=== Section Start ===

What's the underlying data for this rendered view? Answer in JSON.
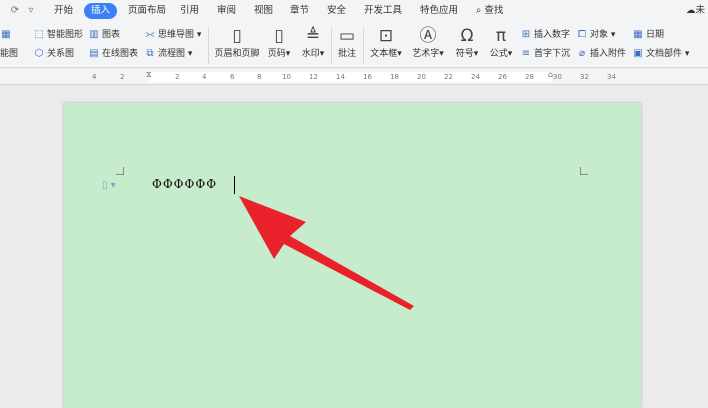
{
  "menubar": {
    "items": [
      "开始",
      "插入",
      "页面布局",
      "引用",
      "审阅",
      "视图",
      "章节",
      "安全",
      "开发工具",
      "特色应用"
    ],
    "active": "插入",
    "search_label": "查找",
    "right_label": "未"
  },
  "ribbon": {
    "col1": [
      "智能图形",
      "关系图"
    ],
    "col2": [
      "图表",
      "在线图表"
    ],
    "col3": [
      "思维导图",
      "流程图"
    ],
    "left_cut": "能图",
    "big": [
      "页眉和页脚",
      "页码",
      "水印",
      "批注",
      "文本框",
      "艺术字",
      "符号",
      "公式"
    ],
    "col4": [
      "插入数字",
      "首字下沉"
    ],
    "col5": [
      "对象",
      "插入附件"
    ],
    "col6": [
      "日期",
      "文档部件"
    ]
  },
  "ruler": {
    "ticks": [
      "4",
      "2",
      "2",
      "4",
      "6",
      "8",
      "10",
      "12",
      "14",
      "16",
      "18",
      "20",
      "22",
      "24",
      "26",
      "28",
      "30",
      "32",
      "34"
    ]
  },
  "document": {
    "text": "ΦΦΦΦΦΦ"
  },
  "colors": {
    "accent": "#3d7ff5",
    "page_background": "#c7eccb",
    "arrow": "#e8212a"
  }
}
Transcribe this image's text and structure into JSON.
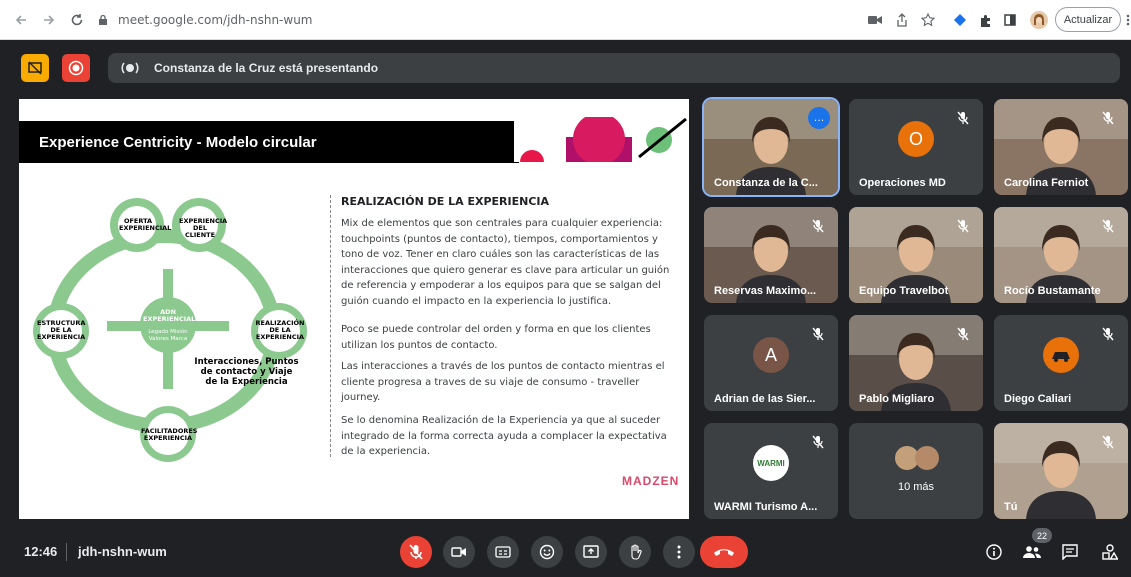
{
  "browser": {
    "url": "meet.google.com/jdh-nshn-wum",
    "update_label": "Actualizar"
  },
  "topbar": {
    "presenting_text": "Constanza de la Cruz está presentando"
  },
  "slide": {
    "title": "Experience Centricity - Modelo circular",
    "heading": "REALIZACIÓN DE LA EXPERIENCIA",
    "paragraphs": [
      "Mix de elementos que son centrales para cualquier experiencia: touchpoints (puntos de contacto), tiempos, comportamientos y tono de voz. Tener en claro cuáles son las características de las interacciones que quiero generar es clave para articular un guión de referencia y empoderar a los equipos para que se salgan del guión cuando el impacto en la experiencia lo justifica.",
      "Poco se puede controlar del orden y forma en que los clientes utilizan los puntos de contacto.",
      "Las interacciones a través de los puntos de contacto mientras el cliente progresa a traves de su viaje de consumo - traveller journey.",
      "Se lo denomina Realización de la Experiencia ya que al suceder integrado de la forma correcta ayuda a complacer la expectativa de la experiencia."
    ],
    "brand": "MADZEN",
    "diagram": {
      "oferta": "OFERTA EXPERIENCIAL",
      "experiencia_cliente": "EXPERIENCIA DEL CLIENTE",
      "estructura": "ESTRUCTURA DE LA EXPERIENCIA",
      "realizacion": "REALIZACIÓN DE LA EXPERIENCIA",
      "facilitadores": "FACILITADORES EXPERIENCIA",
      "adn": "ADN EXPERIENCIAL",
      "adn_sub": "Legado Misión Valores Marca",
      "caption": "Interacciones, Puntos de contacto y Viaje de la Experiencia"
    }
  },
  "participants": [
    {
      "name": "Constanza de la C...",
      "type": "video",
      "tone": "#7a6a55"
    },
    {
      "name": "Operaciones MD",
      "type": "avatar",
      "initial": "O",
      "color": "#e8710a"
    },
    {
      "name": "Carolina Ferniot",
      "type": "video",
      "tone": "#8a7565"
    },
    {
      "name": "Reservas Maximo...",
      "type": "video",
      "tone": "#6b5a50"
    },
    {
      "name": "Equipo Travelbot",
      "type": "video",
      "tone": "#9a8a7a"
    },
    {
      "name": "Rocío Bustamante",
      "type": "video",
      "tone": "#a49485"
    },
    {
      "name": "Adrian de las Sier...",
      "type": "avatar",
      "initial": "A",
      "color": "#795548"
    },
    {
      "name": "Pablo Migliaro",
      "type": "video",
      "tone": "#5a4f48"
    },
    {
      "name": "Diego Caliari",
      "type": "logo"
    },
    {
      "name": "WARMI Turismo A...",
      "type": "logo_warmi",
      "logo_text": "WARMI"
    },
    {
      "name": "10 más",
      "type": "more"
    },
    {
      "name": "Tú",
      "type": "video",
      "tone": "#b0a090"
    }
  ],
  "bottombar": {
    "time": "12:46",
    "meeting_code": "jdh-nshn-wum",
    "participant_count": "22"
  }
}
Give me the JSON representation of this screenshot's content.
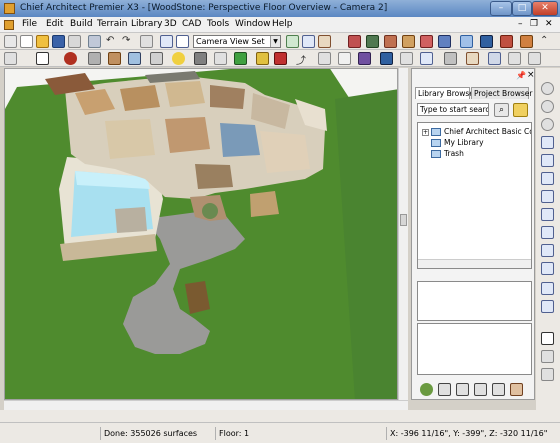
{
  "window": {
    "title": "Chief Architect Premier X3 - [WoodStone: Perspective Floor Overview - Camera 2]",
    "min_glyph": "–",
    "max_glyph": "□",
    "close_glyph": "✕"
  },
  "menu": {
    "items": [
      "File",
      "Edit",
      "Build",
      "Terrain",
      "Library",
      "3D",
      "CAD",
      "Tools",
      "Window",
      "Help"
    ],
    "mdi_controls": [
      "–",
      "❐",
      "✕"
    ]
  },
  "toolbar": {
    "camera_set": "Camera View Set"
  },
  "library": {
    "tabs": [
      "Library Browser",
      "Project Browser"
    ],
    "search_placeholder": "Type to start searchir",
    "tree": [
      {
        "label": "Chief Architect Basic Cor",
        "expandable": true
      },
      {
        "label": "My Library",
        "expandable": false
      },
      {
        "label": "Trash",
        "expandable": false
      }
    ],
    "close_glyph": "×",
    "pin_glyph": "📌"
  },
  "status": {
    "done": "Done:  355026 surfaces",
    "floor": "Floor: 1",
    "coords": "X: -396 11/16\", Y: -399\", Z: -320 11/16\""
  },
  "colors": {
    "grass": "#4f8b2e",
    "driveway": "#9a9a98",
    "pool": "#a8e0f0",
    "title_bar": "#6f95c8"
  }
}
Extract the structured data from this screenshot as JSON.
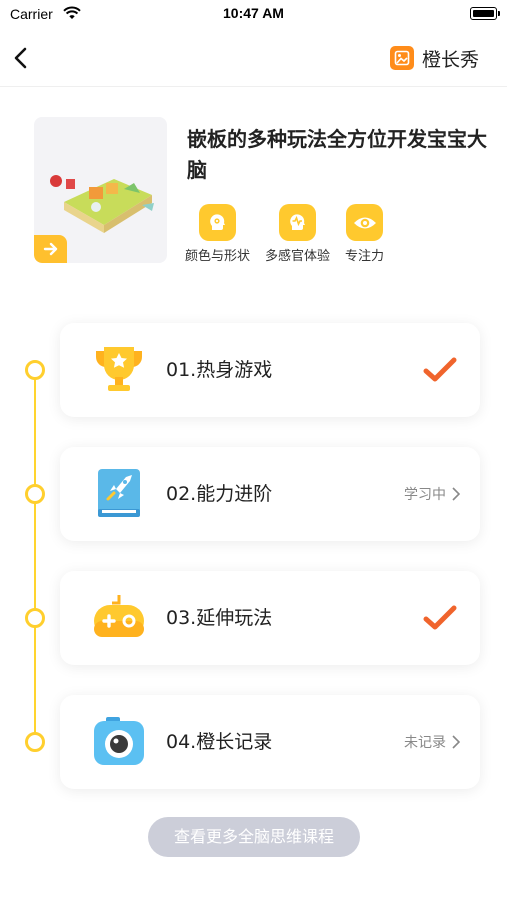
{
  "status_bar": {
    "carrier": "Carrier",
    "time": "10:47 AM"
  },
  "nav": {
    "back_icon": "chevron-left-icon",
    "show_label": "橙长秀",
    "show_icon": "image-icon"
  },
  "hero": {
    "title": "嵌板的多种玩法全方位开发宝宝大脑",
    "thumbnail_alt": "puzzle-board-toy-image",
    "tags": [
      {
        "label": "颜色与形状",
        "icon": "brain-gear-icon"
      },
      {
        "label": "多感官体验",
        "icon": "brain-pulse-icon"
      },
      {
        "label": "专注力",
        "icon": "eye-icon"
      }
    ]
  },
  "steps": [
    {
      "title": "01.热身游戏",
      "status": "",
      "done": true,
      "icon": "trophy-icon"
    },
    {
      "title": "02.能力进阶",
      "status": "学习中",
      "done": false,
      "icon": "rocket-book-icon"
    },
    {
      "title": "03.延伸玩法",
      "status": "",
      "done": true,
      "icon": "gamepad-icon"
    },
    {
      "title": "04.橙长记录",
      "status": "未记录",
      "done": false,
      "icon": "camera-icon"
    }
  ],
  "more_button": "查看更多全脑思维课程",
  "colors": {
    "accent": "#ffc92e",
    "check": "#f0642c",
    "brand": "#ff8c1a",
    "disabled_button": "#ccced9"
  }
}
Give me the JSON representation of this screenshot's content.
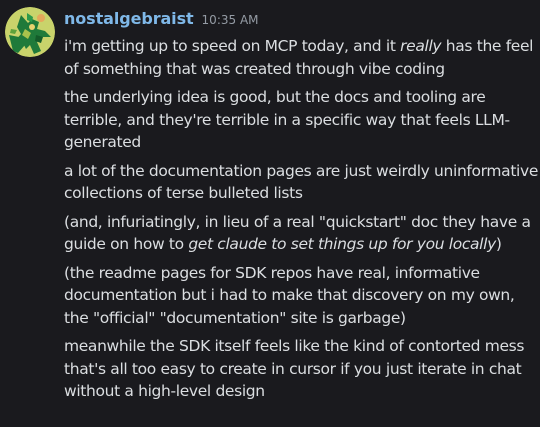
{
  "author": {
    "username": "nostalgebraist",
    "timestamp": "10:35 AM"
  },
  "colors": {
    "background": "#1a1a1e",
    "username": "#7fb8e8",
    "text": "#dbdee1",
    "timestamp": "#949ba4",
    "avatar_background": "#c9d36b",
    "avatar_figure": "#1f7a3a"
  },
  "avatar_icon": "green-figure-on-yellow-avatar-icon",
  "paragraphs": [
    {
      "lines": [
        [
          {
            "text": "i'm getting up to speed on MCP today, and it ",
            "italic": false
          },
          {
            "text": "really",
            "italic": true
          },
          {
            "text": " has the feel",
            "italic": false
          }
        ],
        [
          {
            "text": "of something that was created through vibe coding",
            "italic": false
          }
        ]
      ]
    },
    {
      "lines": [
        [
          {
            "text": "the underlying idea is good, but the docs and tooling are",
            "italic": false
          }
        ],
        [
          {
            "text": "terrible, and they're terrible in a specific way that feels LLM-",
            "italic": false
          }
        ],
        [
          {
            "text": "generated",
            "italic": false
          }
        ]
      ]
    },
    {
      "lines": [
        [
          {
            "text": "a lot of the documentation pages are just weirdly uninformative",
            "italic": false
          }
        ],
        [
          {
            "text": "collections of terse bulleted lists",
            "italic": false
          }
        ]
      ]
    },
    {
      "lines": [
        [
          {
            "text": "(and, infuriatingly, in lieu of a real \"quickstart\" doc they have a",
            "italic": false
          }
        ],
        [
          {
            "text": "guide on how to ",
            "italic": false
          },
          {
            "text": "get claude to set things up for you locally",
            "italic": true
          },
          {
            "text": ")",
            "italic": false
          }
        ]
      ]
    },
    {
      "lines": [
        [
          {
            "text": "(the readme pages for SDK repos have real, informative",
            "italic": false
          }
        ],
        [
          {
            "text": "documentation but i had to make that discovery on my own,",
            "italic": false
          }
        ],
        [
          {
            "text": "the \"official\" \"documentation\" site is garbage)",
            "italic": false
          }
        ]
      ]
    },
    {
      "lines": [
        [
          {
            "text": "meanwhile the SDK itself feels like the kind of contorted mess",
            "italic": false
          }
        ],
        [
          {
            "text": "that's all too easy to create in cursor if you just iterate in chat",
            "italic": false
          }
        ],
        [
          {
            "text": "without a high-level design",
            "italic": false
          }
        ]
      ]
    }
  ]
}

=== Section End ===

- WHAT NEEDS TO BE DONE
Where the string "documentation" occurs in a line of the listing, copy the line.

- OUTPUT OF THE TASK
            "text": "a lot of the documentation pages are just weirdly uninformative",
            "text": "documentation but i had to make that discovery on my own,",
            "text": "the \"official\" \"documentation\" site is garbage)",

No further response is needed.